Wedding Night With the Earl
Book 3 in the Heirs’ Club of Scoundrels series
Author Amelia Grey
Narrated by Barrie Kreinik
Published by: Tantor Media
Publication date September 12, 2017
Running time 8 hrs
Adam Greyhawke is through with marriage. After losing his wife at a young age, he’s more interested in carousing and gambling at the Heirs’ Club than taking another trip to the altar. When his obligations as the Earl of Greyhawke thrust him into the heart of Society, he dreads the boredom that only a ballroom can inspire in a roguish scoundrel. That is, until he meets a bewitching young woman who captures his curiosity—and reminds him just how delicious desire can be.
Miss Katherine Wright is accustomed to men interested only in her generous dowry. Adam’s attraction is far more powerful—he tests her wits and her courage at every turn, until she finds herself longing to fulfill an everlasting passion she never imagined was possible. But the breathtakingly handsome nobleman is as stubborn as he is scandalous, and Katharine must be the one to convince him that real love is worth any risk . . .
Contains mature themes
This story uses the reluctant-bridegroom-with-a tragic-first-marriage trope (is there a better label for it?). I felt like I read most of it before except there were highlanders in the first one I read, and in this one the earl gets an added surprise and the young lady has a physical issue.

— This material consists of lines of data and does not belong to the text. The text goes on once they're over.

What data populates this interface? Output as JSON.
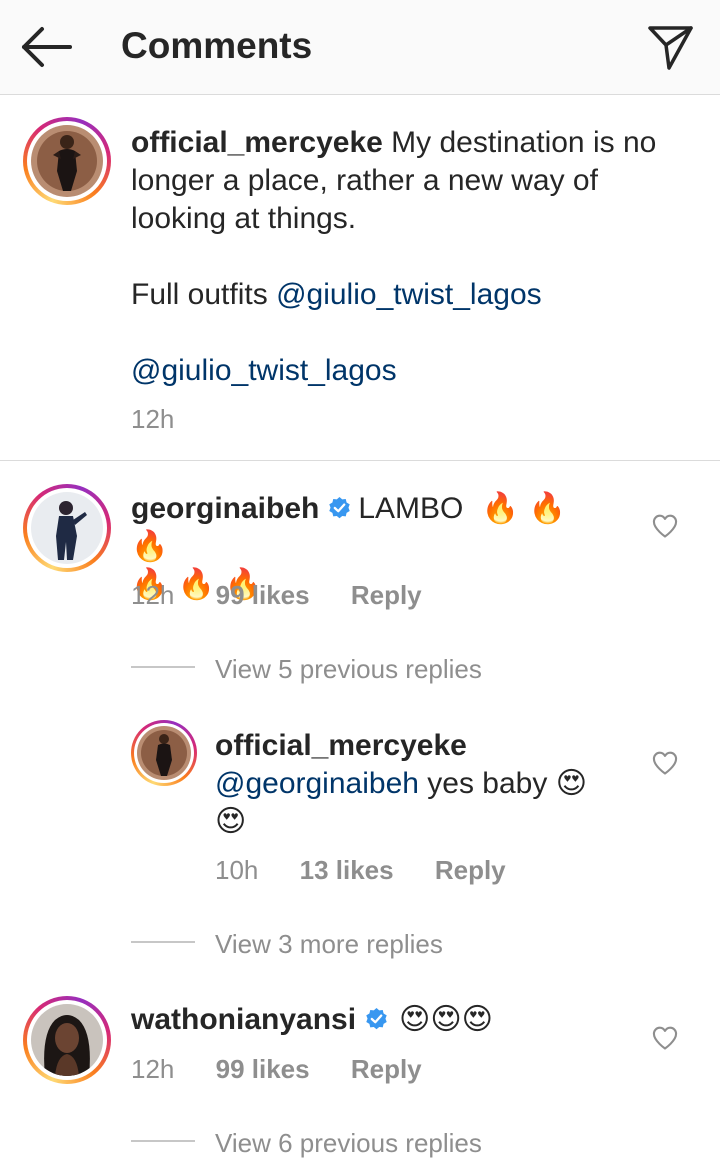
{
  "header": {
    "title": "Comments"
  },
  "caption": {
    "username": "official_mercyeke",
    "text": "My destination is no longer a place, rather a new way of looking at things.",
    "line2_prefix": "Full outfits",
    "mention1": "@giulio_twist_lagos",
    "mention2": "@giulio_twist_lagos",
    "time": "12h"
  },
  "comments": [
    {
      "username": "georginaibeh",
      "verified": true,
      "text": "LAMBO",
      "emoji_line1": "🔥 🔥 🔥",
      "emoji_line2": "🔥 🔥 🔥",
      "time": "12h",
      "likes": "99 likes",
      "reply_label": "Reply",
      "view_replies": "View 5 previous replies"
    },
    {
      "username": "official_mercyeke",
      "mention": "@georginaibeh",
      "text": "yes baby",
      "emoji_inline": "😍",
      "emoji_line2": "😍",
      "time": "10h",
      "likes": "13 likes",
      "reply_label": "Reply",
      "view_replies": "View 3 more replies"
    },
    {
      "username": "wathonianyansi",
      "verified": true,
      "emojis": "😍😍😍",
      "time": "12h",
      "likes": "99 likes",
      "reply_label": "Reply",
      "view_replies": "View 6 previous replies"
    }
  ],
  "colors": {
    "mention": "#003569",
    "muted": "#8e8e8e",
    "verified": "#3897f0"
  }
}
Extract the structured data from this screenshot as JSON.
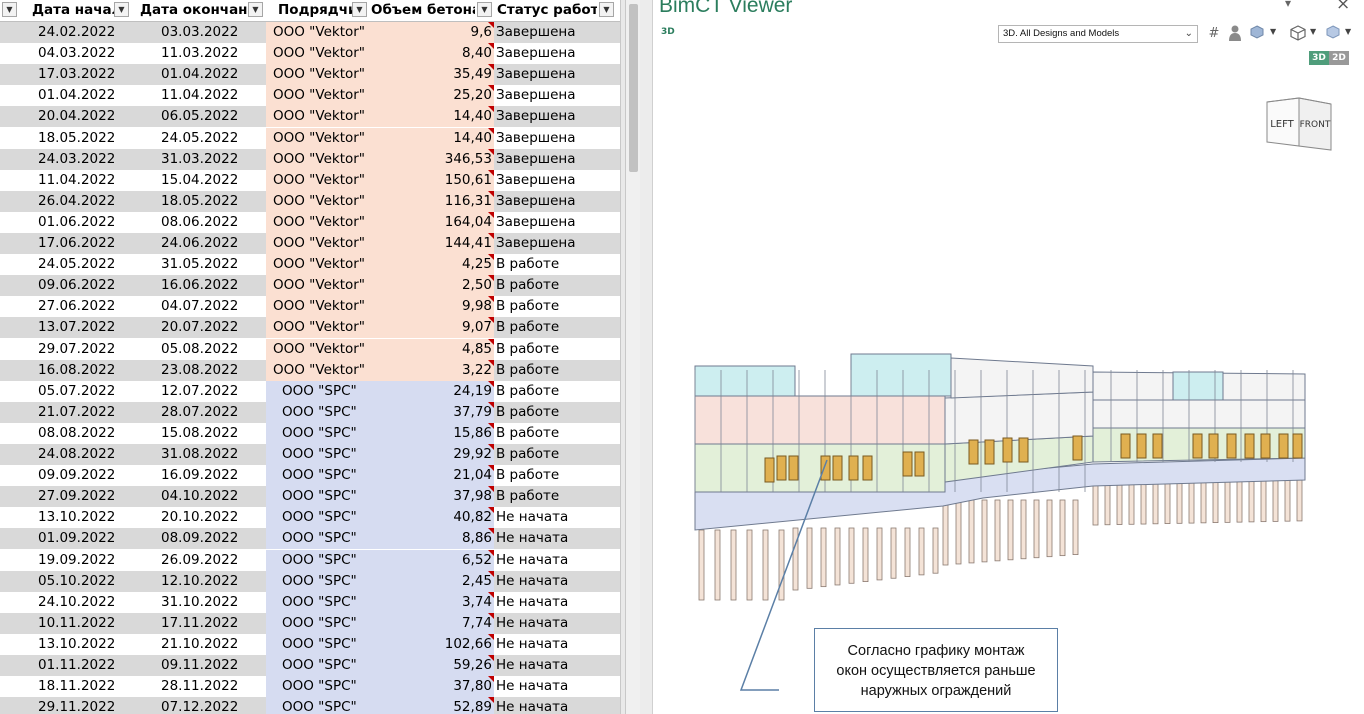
{
  "spreadsheet": {
    "headers": {
      "start": "Дата начал",
      "end": "Дата окончани",
      "contractor": "Подрядчи",
      "volume": "Объем бетона",
      "status": "Статус работ"
    },
    "rows": [
      {
        "start": "24.02.2022",
        "end": "03.03.2022",
        "contractor": "ООО \"Vektor\"",
        "volume": "9,6",
        "status": "Завершена"
      },
      {
        "start": "04.03.2022",
        "end": "11.03.2022",
        "contractor": "ООО \"Vektor\"",
        "volume": "8,40",
        "status": "Завершена"
      },
      {
        "start": "17.03.2022",
        "end": "01.04.2022",
        "contractor": "ООО \"Vektor\"",
        "volume": "35,49",
        "status": "Завершена"
      },
      {
        "start": "01.04.2022",
        "end": "11.04.2022",
        "contractor": "ООО \"Vektor\"",
        "volume": "25,20",
        "status": "Завершена"
      },
      {
        "start": "20.04.2022",
        "end": "06.05.2022",
        "contractor": "ООО \"Vektor\"",
        "volume": "14,40",
        "status": "Завершена"
      },
      {
        "start": "18.05.2022",
        "end": "24.05.2022",
        "contractor": "ООО \"Vektor\"",
        "volume": "14,40",
        "status": "Завершена"
      },
      {
        "start": "24.03.2022",
        "end": "31.03.2022",
        "contractor": "ООО \"Vektor\"",
        "volume": "346,53",
        "status": "Завершена"
      },
      {
        "start": "11.04.2022",
        "end": "15.04.2022",
        "contractor": "ООО \"Vektor\"",
        "volume": "150,61",
        "status": "Завершена"
      },
      {
        "start": "26.04.2022",
        "end": "18.05.2022",
        "contractor": "ООО \"Vektor\"",
        "volume": "116,31",
        "status": "Завершена"
      },
      {
        "start": "01.06.2022",
        "end": "08.06.2022",
        "contractor": "ООО \"Vektor\"",
        "volume": "164,04",
        "status": "Завершена"
      },
      {
        "start": "17.06.2022",
        "end": "24.06.2022",
        "contractor": "ООО \"Vektor\"",
        "volume": "144,41",
        "status": "Завершена"
      },
      {
        "start": "24.05.2022",
        "end": "31.05.2022",
        "contractor": "ООО \"Vektor\"",
        "volume": "4,25",
        "status": "В работе"
      },
      {
        "start": "09.06.2022",
        "end": "16.06.2022",
        "contractor": "ООО \"Vektor\"",
        "volume": "2,50",
        "status": "В работе"
      },
      {
        "start": "27.06.2022",
        "end": "04.07.2022",
        "contractor": "ООО \"Vektor\"",
        "volume": "9,98",
        "status": "В работе"
      },
      {
        "start": "13.07.2022",
        "end": "20.07.2022",
        "contractor": "ООО \"Vektor\"",
        "volume": "9,07",
        "status": "В работе"
      },
      {
        "start": "29.07.2022",
        "end": "05.08.2022",
        "contractor": "ООО \"Vektor\"",
        "volume": "4,85",
        "status": "В работе"
      },
      {
        "start": "16.08.2022",
        "end": "23.08.2022",
        "contractor": "ООО \"Vektor\"",
        "volume": "3,22",
        "status": "В работе"
      },
      {
        "start": "05.07.2022",
        "end": "12.07.2022",
        "contractor": "ООО \"SPC\"",
        "volume": "24,19",
        "status": "В работе"
      },
      {
        "start": "21.07.2022",
        "end": "28.07.2022",
        "contractor": "ООО \"SPC\"",
        "volume": "37,79",
        "status": "В работе"
      },
      {
        "start": "08.08.2022",
        "end": "15.08.2022",
        "contractor": "ООО \"SPC\"",
        "volume": "15,86",
        "status": "В работе"
      },
      {
        "start": "24.08.2022",
        "end": "31.08.2022",
        "contractor": "ООО \"SPC\"",
        "volume": "29,92",
        "status": "В работе"
      },
      {
        "start": "09.09.2022",
        "end": "16.09.2022",
        "contractor": "ООО \"SPC\"",
        "volume": "21,04",
        "status": "В работе"
      },
      {
        "start": "27.09.2022",
        "end": "04.10.2022",
        "contractor": "ООО \"SPC\"",
        "volume": "37,98",
        "status": "В работе"
      },
      {
        "start": "13.10.2022",
        "end": "20.10.2022",
        "contractor": "ООО \"SPC\"",
        "volume": "40,82",
        "status": "Не начата"
      },
      {
        "start": "01.09.2022",
        "end": "08.09.2022",
        "contractor": "ООО \"SPC\"",
        "volume": "8,86",
        "status": "Не начата"
      },
      {
        "start": "19.09.2022",
        "end": "26.09.2022",
        "contractor": "ООО \"SPC\"",
        "volume": "6,52",
        "status": "Не начата"
      },
      {
        "start": "05.10.2022",
        "end": "12.10.2022",
        "contractor": "ООО \"SPC\"",
        "volume": "2,45",
        "status": "Не начата"
      },
      {
        "start": "24.10.2022",
        "end": "31.10.2022",
        "contractor": "ООО \"SPC\"",
        "volume": "3,74",
        "status": "Не начата"
      },
      {
        "start": "10.11.2022",
        "end": "17.11.2022",
        "contractor": "ООО \"SPC\"",
        "volume": "7,74",
        "status": "Не начата"
      },
      {
        "start": "13.10.2022",
        "end": "21.10.2022",
        "contractor": "ООО \"SPC\"",
        "volume": "102,66",
        "status": "Не начата"
      },
      {
        "start": "01.11.2022",
        "end": "09.11.2022",
        "contractor": "ООО \"SPC\"",
        "volume": "59,26",
        "status": "Не начата"
      },
      {
        "start": "18.11.2022",
        "end": "28.11.2022",
        "contractor": "ООО \"SPC\"",
        "volume": "37,80",
        "status": "Не начата"
      },
      {
        "start": "29.11.2022",
        "end": "07.12.2022",
        "contractor": "ООО \"SPC\"",
        "volume": "52,89",
        "status": "Не начата"
      }
    ]
  },
  "viewer": {
    "title": "BimCT Viewer",
    "mode_label": "3D",
    "view_select": "3D. All Designs and Models",
    "toggle_3d": "3D",
    "toggle_2d": "2D",
    "cube_left": "LEFT",
    "cube_front": "FRONT",
    "callout_lines": [
      "Согласно графику монтаж",
      "окон осуществляется раньше",
      "наружных ограждений"
    ]
  },
  "colors": {
    "vektor_fill": "#fbe0d2",
    "spc_fill": "#d6dcf1",
    "row_alt": "#d9d9d9",
    "title_green": "#2b7d5d",
    "comment_mark": "#c00000"
  },
  "icons": [
    "filter-icon",
    "grid-icon",
    "person-icon",
    "box-icon",
    "cube-icon",
    "close-icon",
    "chevron-down-icon"
  ]
}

The author does a nice job developing characters and providing rationales for the characters’ individual personality quirks and behaviors. The friendship between the three male characters in the three books are an interesting fantasy. The Earl has a great dog, Pharaoh, he and his friends rescued from a beating so he gets high marks for that.
But, the idea that Adam would believe he had a better understanding of a physical condition than the person who has it, or her loving, wealthy relatives, and, the idea that her family would not have beaten down every door to help her felt a little ridiculous and pushy. He was ‘mansplaining,’ as in, “Why,my dear, if you just exercise I am sure you can overcome the issue — I’ll show you how!”
And, that he would not know the whys of his own loss after having begged help from every doctor and apothecary in London, also feels silly, especially when it is explained. And, explained it must be to reach the HEA because it is that particular trope.
Barrie Kreinik does a great job with accents. It’s easy to tell who the male and female characters as their dialogue is read, without Kreinik dropping her voice into an artificially deep and gruff register. Adam, in particular is given a vulnerability with some quality I cannot identify.
The book is a bit of a mixed bag: nice characters but situations that don’t feel realistic. There’s a adorable little boy with perfect behavior and manners.
Mr. “Hopscotch,” the Prince Regent’s emissary, important to in the series, makes another appearance. His name is funny and his role in the stories — the Regent getting involved in his nobility’s family lives, is outlandish if one believes his portrayal in his time as bloated and self-absorbed.
It’s not my favorite historical romance, but it was entertaining. Who wouldn’t love to read about an adorable little boy and a great dog.